Do you have a few plants that are Drama Queens? or Divas? I have a few of those and I am going to list the top three today. Maybe when I write this all out for my post, I can figure out for myself what I am doing wrong to my plants and adjust my behavior too. So here are my Drama Queen Houseplants listed in no particular order. Well, maybe these first two are the worst!
Fittona or Nerve Plant
Usually this pretty and colorful plant is a small one but can spread outward and even dangle or cascade from a container. However, I have a problem with this plant when it always seems to be in a “fainting” posture. Wilty, withered, crispy, demanding perfect treatment.

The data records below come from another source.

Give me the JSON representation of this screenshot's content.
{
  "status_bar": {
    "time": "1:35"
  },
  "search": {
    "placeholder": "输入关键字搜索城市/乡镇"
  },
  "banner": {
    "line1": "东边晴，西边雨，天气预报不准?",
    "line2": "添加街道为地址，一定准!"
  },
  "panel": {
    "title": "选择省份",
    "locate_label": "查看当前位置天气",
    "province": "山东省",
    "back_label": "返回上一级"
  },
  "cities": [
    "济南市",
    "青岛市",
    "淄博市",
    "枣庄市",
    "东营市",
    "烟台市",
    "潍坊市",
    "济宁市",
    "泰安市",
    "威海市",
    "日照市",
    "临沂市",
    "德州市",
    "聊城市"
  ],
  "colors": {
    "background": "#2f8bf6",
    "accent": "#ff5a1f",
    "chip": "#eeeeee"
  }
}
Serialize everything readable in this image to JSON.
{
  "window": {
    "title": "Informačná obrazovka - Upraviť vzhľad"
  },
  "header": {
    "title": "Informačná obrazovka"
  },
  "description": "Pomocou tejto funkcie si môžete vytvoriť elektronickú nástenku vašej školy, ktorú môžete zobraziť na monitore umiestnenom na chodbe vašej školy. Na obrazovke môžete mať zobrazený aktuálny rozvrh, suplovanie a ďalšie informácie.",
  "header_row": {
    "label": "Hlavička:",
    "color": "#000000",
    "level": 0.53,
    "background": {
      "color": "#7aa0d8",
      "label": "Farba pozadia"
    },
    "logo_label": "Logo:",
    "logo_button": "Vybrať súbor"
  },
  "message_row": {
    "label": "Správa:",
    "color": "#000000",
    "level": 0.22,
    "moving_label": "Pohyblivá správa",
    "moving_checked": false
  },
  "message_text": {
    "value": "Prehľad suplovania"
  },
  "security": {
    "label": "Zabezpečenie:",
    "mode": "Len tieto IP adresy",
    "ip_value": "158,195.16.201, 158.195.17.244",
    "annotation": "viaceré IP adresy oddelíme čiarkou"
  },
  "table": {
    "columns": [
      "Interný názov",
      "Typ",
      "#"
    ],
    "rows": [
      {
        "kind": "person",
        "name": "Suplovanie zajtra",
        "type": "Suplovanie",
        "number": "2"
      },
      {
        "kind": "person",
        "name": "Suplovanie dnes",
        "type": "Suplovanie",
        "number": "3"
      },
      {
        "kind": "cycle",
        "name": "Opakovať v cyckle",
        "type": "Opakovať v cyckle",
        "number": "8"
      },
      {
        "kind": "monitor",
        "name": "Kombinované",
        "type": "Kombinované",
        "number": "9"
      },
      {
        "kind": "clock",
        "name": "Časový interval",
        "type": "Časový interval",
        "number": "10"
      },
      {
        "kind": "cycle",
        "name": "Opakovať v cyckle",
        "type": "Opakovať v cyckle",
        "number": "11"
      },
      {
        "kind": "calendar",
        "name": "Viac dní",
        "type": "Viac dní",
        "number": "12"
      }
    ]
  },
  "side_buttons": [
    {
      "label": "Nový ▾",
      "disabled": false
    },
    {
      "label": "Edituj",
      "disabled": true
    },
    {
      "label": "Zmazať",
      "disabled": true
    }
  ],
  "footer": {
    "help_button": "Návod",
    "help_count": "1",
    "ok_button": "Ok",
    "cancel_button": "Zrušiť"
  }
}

The Fittonia Drama Queen wants high humidity and constantly moist conditions, but in well draining soil. Too much and she faints, too little and she faints. And I do mean an all out collapse. An all out little-leaf-hand against her forehead and swooning. Does she need water? Or is she too wet? Hard to figure out sometimes.
Do I have just the right light? She wants bright light but swoons in sunlight. The right temperature? She wants about 70°F and will begin fainting spells if you deviate much in either direction. See what I mean?
Fittonia does have a papery texture to me. I always feel like I am touching a paper plant. She even sounds like a paper plant when I rustle her leaves. And re-potting? She will pout for a long time, so avoid that if possible.
But she is so pretty, so I keep trying. I have her in terrariums and in regular pots. I am trying my best. But she is a Diva and she knows it!
Ficus pumila or Creeping Fig
My creeping fig is a sister Diva houseplant to the fittonia. She can behave in almost the same way. Her preference is to get on your nerves, not about the light so much, as about her watering ideal.
This Drama Queen likes you to cater to her watering needs. Don’t water her until her top inch is dry, but if you are late and that top inch is dry down to 1.003 inches, she is, of course, dropping leaves faster than you can fill a watering pot.
On the contrary, if I try and be proactive, and water her at her dry point of 0.990 inches, she also starts dropping leaves. “Are you trying to drown me?” she complains.
My only solution for her is to put her in a terrarium where I can keep her almost consistently humid and moist, but then she grows and fills a 5 gallon aquarium adapted to a terrarium in a really short time. She grows fast!
See how big she was when I took her out of the Terr-quarium in this post and video. Her roots had spread over the entire bottom and I had to uproot everything to get her out of there.
Right now I have her a few bird cage planters that she seems to be outgrowing. In spring, I plan to put some cuttings into an outdoor planter and see how well she does outside. I have a big wire “teapot” that I think she might cover pretty well. In my USDA Zone 6, she can’t live outside all year since the frost and cold would kill her. But that keeps her from being invasive since she can really go wild in more temperate zones.
Senecio rowleyanus or String of Bananas
I admit I am not doing well with this plant. But she continues to look so “stringy” and not full and lush. I have her hanging next to a String of Pearls (Curio rowleyanus) and those seem to be doing well. Aren’t they needing the same or similar conditions?
Most people complain about String of Pearls but it appears to me that my nemesis is String of Bananas. Who knew? So I guess it is not so much that she is a Diva or a Drama Queen Houseplant, but that I am not giving her the conditions she wants or needs so she is pouting.
My String of Pearls is hanging right next to the String of Bananas so they get the same light and I water them in a similar manner. But look how awful the SOB is compared to the SOP?
I think she is too stringy and not enough “bananas” and seems so withered all the time. I am either over or under-watering her, so that needs to be fixed by me. I will re-pot her and inspect the roots and ends. As I do this, I will propagate some of her long trailing strings so that I can save a part of her in case I kill her.
Which Are Your Drama Queen Houseplants?
You probably have a list of your problem houseplants. Let me know which houseplants you have problems with, and I can maybe offer a word of advice. I truly appreciate anything you can contribute to help me with my problems too.
I am SO looking forward to spring. Some of these can go outside and solve my problems pronto!
Hi, I am Kim and thank you so much for visiting my magazine! I am a gardener and a hypertufa maker. If you came here to learn about hypertufa, I have a lot of information. But I also write about flower gardening and using succulents which are great drought-tolerant plants.